In Jacques Audiard's tragic romance "Rust and Bone," for example, one British critic wrote that the film is "about Europe now, where the economic climate means people can be made redundant at any moment. For the boxer it necessitates illegal fights. For the woman it means very little chance of work at all."
And in separate interviews I did with Aussie-based filmmakers John Hillcoa (*Lawless") and Andrew Dominik ("Killing Them Softly") for Indiewire, both told me their movies were metaphors for the country's economic crisis.
"It's very timely in terms of the huge economic upheaval of that time, with the Great Depression and the whole frustration of corporate greed vs. the common person," Hillcoat told me.
Likewise, "Killing Them Softly" examines an economic crisis in a criminal economy -- in this case, the mob -- that exists without regulation, with Brad Pitt's mob enforcer trying to set things right (through violence as a form of regulation).
If only Wall Street's biggest offenders could be dispensed with a shotgun.
According to Indiewire critic Eric Kohn's review, "Killing Them" "trashes the notion of the American dream as anything more than fodder for an endless rat race." On the eve of both the economic collapse and a crucial heist scene, we can hear President Bush speaking from a TV: "This is an extraordinary period for America's economy."
"What the story is about is an economic crisis in a criminal economy — an economy supported by gambling," said Dominik. "And the crisis occurred because of a failure of regulation, so it seemed to be an opportunity to make a film about what was happening in 2008, to make a story about the economic crisis."

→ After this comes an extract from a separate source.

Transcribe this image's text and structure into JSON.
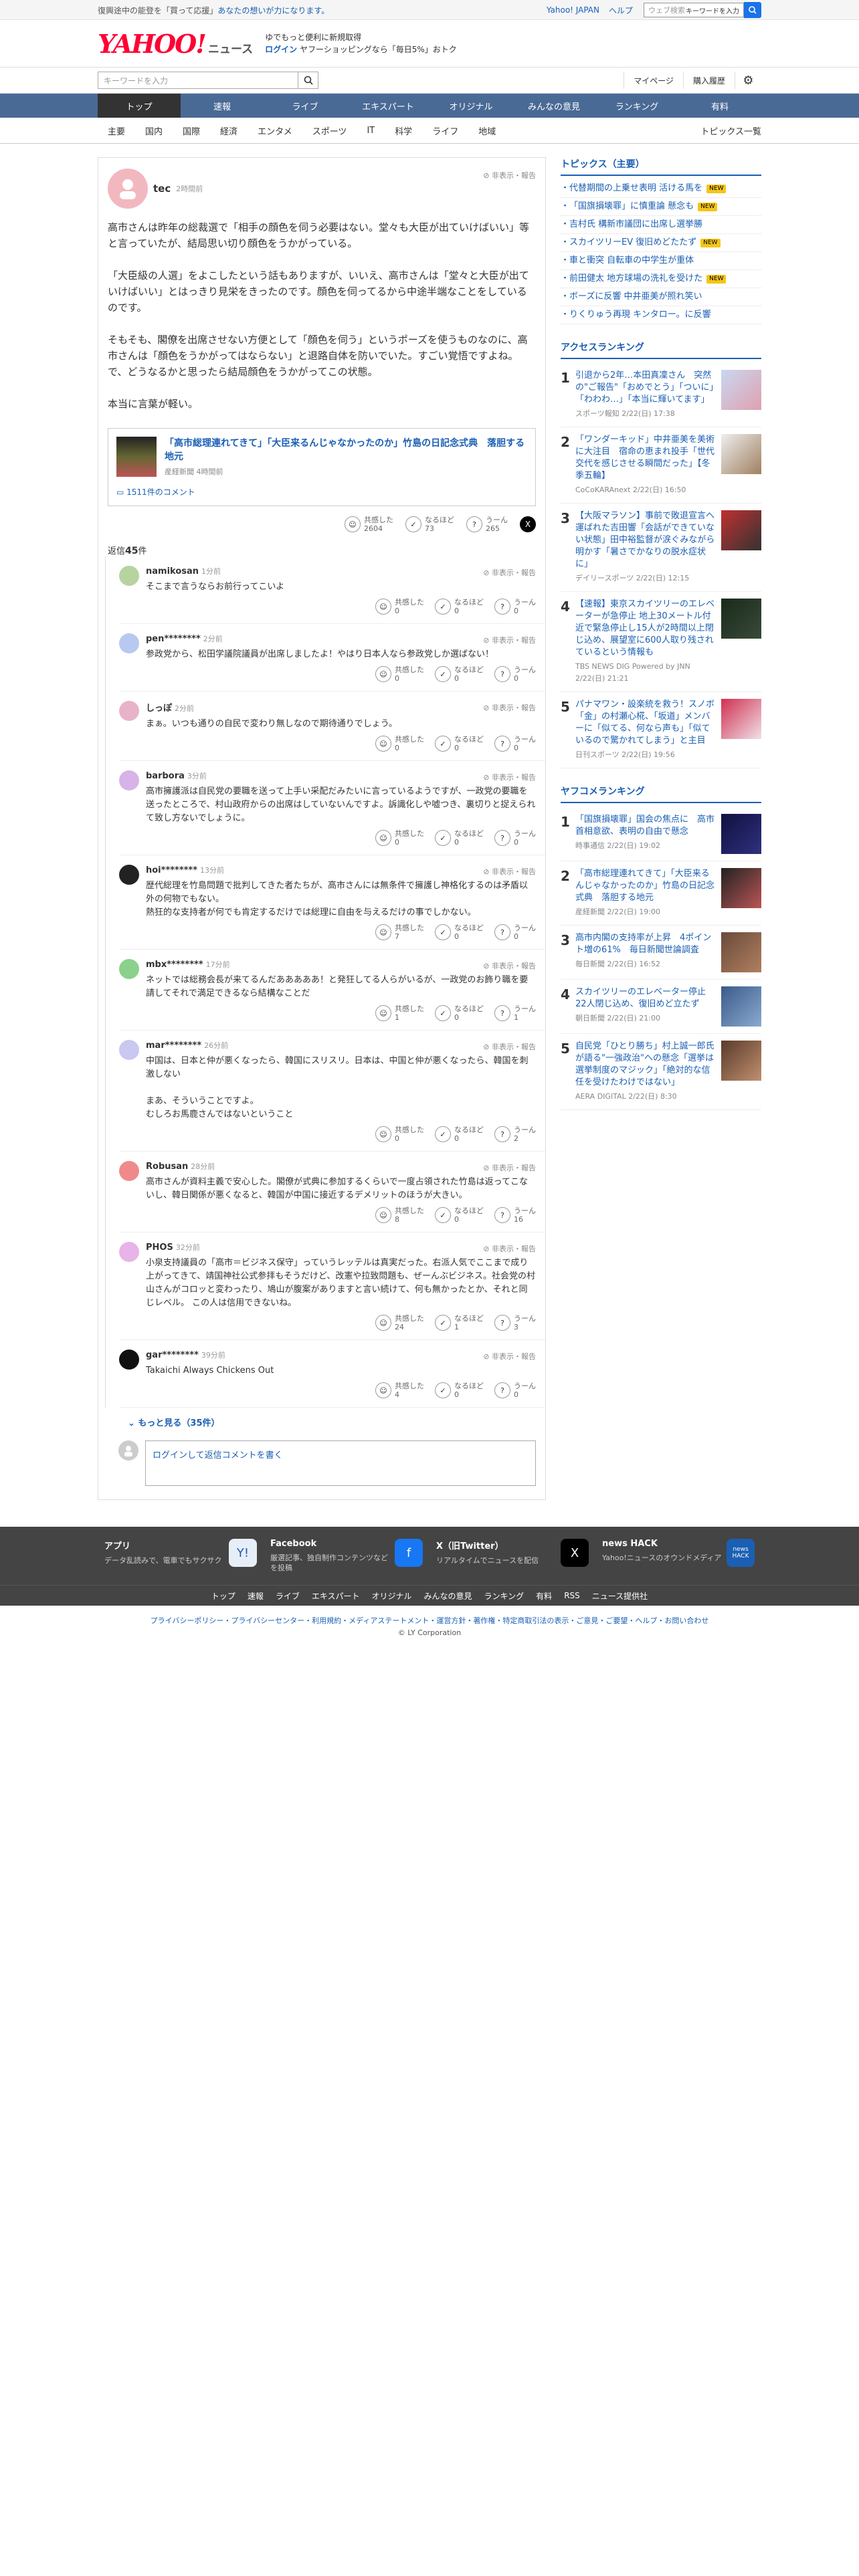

U.K. filmmaker Ken Loach will once again bring his highly social-minded consciousness to the Croisette with his latest "The Angel's Share," about an ex-con trying to set his life right, which the filmmaker was inspired to make to give a voice to the young unemployed people in the country who face what he calls an “empty future,” Loach has said in an interview. "Even the ones who are allegedly in work are in temporary work or on short-term contracts or hired by the day. People become humiliated. They don’t have any defining, dignified sense of who they are through work."
While David Cronenberg's "Cosmopolis" also has yet to screen, I expect the film to drive home many of our current Occupy-esque ideas about haves vs have-nots, one-percenters vs the 99%, and the inevitable, inexorable, and damaging pull of late capitalism. But I guess we'll have to see about that one.